- Encourage and assist the person in seeking medical attention. A volunteer is available to accompany the individual to the emergency room of the hospital.
- Encourage the person to report the crime to the police. Remember, however, that the decision belongs to the person who has been assaulted. Your role is to support and encourage. A volunteer is available to accompany her or him to the police station.
- If the assailant is a member of the college community, encourage the individual to file charges on campus through the Title IX office. Established grievance procedures are discussed in detail in the Monmouth College Scots’ Guide.
- Be aware that victims of sexual assault often experience long-lasting emotional trauma. Symptoms may include calm, hysteria, anxiety, anger, shame and fear. Victims of acquaintance rape may experience especially intense feelings of shame, guilt, betrayal, loss of confidence in their own judgment and inability to trust. Recognize these as normal reactions. Continue to be supportive.
- Encourage the person to contact a counselor on campus or at home.
- Recognize that assisting a victim of sexual assault brings stress into your life. Help is available to you in coping with feelings and emotional demands that you are experiencing. See the list of resources below.
Where can you find help?
Not all employees can maintain confidentiality. This includes most staff members, faculty, hall directors, head residents and resident assistants. This does not mean employees do not care about you and these issues. It does mean they may have responsibilities to the larger community that would require them to report sexual assault and other forms of misconduct. Knowing this the College has appointed the following people to maintain confidentiality. They are committed to be support persons for victims. These volunteers can provide Confidential emotional support and assistance in making decisions important to the well-being of the victim. They also are available to transport the victim to the police, hospital, or Counseling Center.
Title IX Coordinator
Room 21, Poling Hall (lower level)
Deputy Title IX Coordinator
Associate Dean of Students
Room 126 Poling Hall (main level)
On-Campus Confidential Advisors
Director of Counseling Services
Basement of Poling Hall
Basement of Poling Hall
Other important numbers to remember:
- Monmouth College Campus Safety -
- Monmouth College Counseling Service Appointments - 309-457-2114
- Domestic Violence/Sexual Assault - 309-837-5555
- Illinois Rape/Sexual Assault - 309-797-1777
- Center for Prevention of Abuse - Toll Free - 800-559-7233
- Center for Prevention of Abuse - Collect - 309-691-4111
- State’s Attorney Office - 309-734-8476
- City of Monmouth Police Department - 911 (or) 309-734-8383

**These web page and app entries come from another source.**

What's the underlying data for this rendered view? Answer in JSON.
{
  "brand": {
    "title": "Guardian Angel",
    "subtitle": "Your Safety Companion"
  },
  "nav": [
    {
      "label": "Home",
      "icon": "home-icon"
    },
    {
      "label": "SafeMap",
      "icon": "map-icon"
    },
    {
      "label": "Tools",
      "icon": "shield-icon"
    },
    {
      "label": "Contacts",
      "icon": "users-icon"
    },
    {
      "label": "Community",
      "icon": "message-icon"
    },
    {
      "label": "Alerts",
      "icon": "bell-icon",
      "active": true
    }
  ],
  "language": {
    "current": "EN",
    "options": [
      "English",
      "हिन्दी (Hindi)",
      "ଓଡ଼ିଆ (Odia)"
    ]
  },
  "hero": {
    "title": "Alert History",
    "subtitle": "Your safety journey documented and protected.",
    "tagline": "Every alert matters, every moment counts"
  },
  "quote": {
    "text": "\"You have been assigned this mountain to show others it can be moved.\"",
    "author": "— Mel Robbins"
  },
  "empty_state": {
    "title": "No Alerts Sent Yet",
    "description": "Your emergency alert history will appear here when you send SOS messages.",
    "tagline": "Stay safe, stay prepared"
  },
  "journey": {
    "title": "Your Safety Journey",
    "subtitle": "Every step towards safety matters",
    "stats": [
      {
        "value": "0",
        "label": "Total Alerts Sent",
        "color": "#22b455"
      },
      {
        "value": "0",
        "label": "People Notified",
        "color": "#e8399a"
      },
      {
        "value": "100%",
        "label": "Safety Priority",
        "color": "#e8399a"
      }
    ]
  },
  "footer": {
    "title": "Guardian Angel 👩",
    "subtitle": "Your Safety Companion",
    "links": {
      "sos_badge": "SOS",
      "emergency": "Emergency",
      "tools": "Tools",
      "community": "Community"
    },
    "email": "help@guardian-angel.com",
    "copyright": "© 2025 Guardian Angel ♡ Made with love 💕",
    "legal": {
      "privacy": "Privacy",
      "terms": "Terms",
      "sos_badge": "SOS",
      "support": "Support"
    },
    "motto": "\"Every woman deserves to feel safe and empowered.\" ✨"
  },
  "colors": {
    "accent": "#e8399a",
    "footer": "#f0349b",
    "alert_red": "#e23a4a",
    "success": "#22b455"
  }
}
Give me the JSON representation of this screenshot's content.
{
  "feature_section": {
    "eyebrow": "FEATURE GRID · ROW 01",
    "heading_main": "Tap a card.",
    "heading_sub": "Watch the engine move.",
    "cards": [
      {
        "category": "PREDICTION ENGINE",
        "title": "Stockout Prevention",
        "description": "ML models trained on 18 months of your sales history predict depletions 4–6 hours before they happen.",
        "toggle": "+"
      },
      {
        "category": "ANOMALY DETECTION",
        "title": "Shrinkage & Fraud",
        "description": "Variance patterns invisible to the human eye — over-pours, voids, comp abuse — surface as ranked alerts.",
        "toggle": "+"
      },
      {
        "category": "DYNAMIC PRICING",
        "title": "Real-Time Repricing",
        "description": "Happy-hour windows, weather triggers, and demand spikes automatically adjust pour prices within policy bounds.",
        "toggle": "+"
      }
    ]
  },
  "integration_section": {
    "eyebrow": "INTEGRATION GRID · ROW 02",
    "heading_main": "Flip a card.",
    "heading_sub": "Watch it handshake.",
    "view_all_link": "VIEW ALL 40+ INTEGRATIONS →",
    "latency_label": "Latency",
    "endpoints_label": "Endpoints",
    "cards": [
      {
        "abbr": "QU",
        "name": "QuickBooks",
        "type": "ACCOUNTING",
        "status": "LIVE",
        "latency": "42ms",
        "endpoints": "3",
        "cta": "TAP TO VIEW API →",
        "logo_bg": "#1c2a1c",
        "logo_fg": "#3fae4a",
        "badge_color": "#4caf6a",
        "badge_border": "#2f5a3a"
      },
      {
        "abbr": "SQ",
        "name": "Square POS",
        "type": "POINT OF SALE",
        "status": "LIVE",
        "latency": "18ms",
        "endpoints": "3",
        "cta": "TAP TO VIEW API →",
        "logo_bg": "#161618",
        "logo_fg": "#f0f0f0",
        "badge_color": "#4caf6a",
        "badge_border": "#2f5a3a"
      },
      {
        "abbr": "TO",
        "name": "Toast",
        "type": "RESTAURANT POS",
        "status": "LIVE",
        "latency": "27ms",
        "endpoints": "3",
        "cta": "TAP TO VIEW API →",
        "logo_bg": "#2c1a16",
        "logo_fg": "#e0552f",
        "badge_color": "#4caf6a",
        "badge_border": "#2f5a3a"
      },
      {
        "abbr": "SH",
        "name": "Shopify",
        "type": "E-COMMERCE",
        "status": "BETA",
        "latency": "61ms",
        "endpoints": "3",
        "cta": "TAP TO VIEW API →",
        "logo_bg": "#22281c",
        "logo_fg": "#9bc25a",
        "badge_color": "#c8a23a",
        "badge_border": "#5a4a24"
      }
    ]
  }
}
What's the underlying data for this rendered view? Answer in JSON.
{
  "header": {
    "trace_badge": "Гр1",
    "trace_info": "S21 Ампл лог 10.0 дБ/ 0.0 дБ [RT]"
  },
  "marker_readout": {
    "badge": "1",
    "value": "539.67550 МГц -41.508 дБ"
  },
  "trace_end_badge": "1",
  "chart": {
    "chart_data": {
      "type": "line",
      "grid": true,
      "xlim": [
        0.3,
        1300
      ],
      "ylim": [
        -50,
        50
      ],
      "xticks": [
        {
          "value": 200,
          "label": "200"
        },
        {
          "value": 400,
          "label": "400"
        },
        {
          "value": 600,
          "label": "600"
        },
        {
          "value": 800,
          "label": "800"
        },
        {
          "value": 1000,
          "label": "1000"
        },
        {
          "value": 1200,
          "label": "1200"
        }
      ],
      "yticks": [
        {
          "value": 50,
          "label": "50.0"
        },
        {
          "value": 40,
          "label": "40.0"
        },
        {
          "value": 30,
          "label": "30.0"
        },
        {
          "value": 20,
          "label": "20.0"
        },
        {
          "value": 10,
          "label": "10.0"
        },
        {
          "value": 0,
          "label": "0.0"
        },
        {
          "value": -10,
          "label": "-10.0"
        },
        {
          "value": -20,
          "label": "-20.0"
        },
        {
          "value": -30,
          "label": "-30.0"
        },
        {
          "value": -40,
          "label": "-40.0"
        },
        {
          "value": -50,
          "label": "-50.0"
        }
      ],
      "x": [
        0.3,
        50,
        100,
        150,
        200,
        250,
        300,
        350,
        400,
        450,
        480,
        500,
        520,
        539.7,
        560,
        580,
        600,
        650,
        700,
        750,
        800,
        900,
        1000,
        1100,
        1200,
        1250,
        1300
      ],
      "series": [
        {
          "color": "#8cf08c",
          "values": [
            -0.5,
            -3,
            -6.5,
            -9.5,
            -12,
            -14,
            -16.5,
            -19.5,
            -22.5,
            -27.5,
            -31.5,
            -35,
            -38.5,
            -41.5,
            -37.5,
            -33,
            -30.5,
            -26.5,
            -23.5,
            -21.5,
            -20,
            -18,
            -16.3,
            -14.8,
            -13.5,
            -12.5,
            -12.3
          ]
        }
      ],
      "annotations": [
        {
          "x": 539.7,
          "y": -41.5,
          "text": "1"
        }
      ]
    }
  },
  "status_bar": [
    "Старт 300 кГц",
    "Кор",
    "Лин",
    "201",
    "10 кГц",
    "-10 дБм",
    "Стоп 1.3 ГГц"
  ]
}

Other Online Resources:
- Illinois Coalition Against Domestic Violence
- Illinois Coalition Against Sexual Assault
- Illinois Voices for Kids
- National Center for Victims of Crime
- National Coalition Against Domestic Violence
- National Domestic Violence Hotline
- Office on Violence Against Women
- Rape, Abuse & Incest National Network (RAINN)
- Child Abuse
- Girls, Inc.
Note: The information above comes from the Illinois Coalition Against Sexual Assault Quad Cities Rape/Sexual Assault Counseling Program, the Center for the Prevention of Abuse, and the Monmouth College Scots’ Guide handbook.
These definitions of sexual assault and acquaintance rape are for use within Monmouth College. They may differ from technical definitions used in law.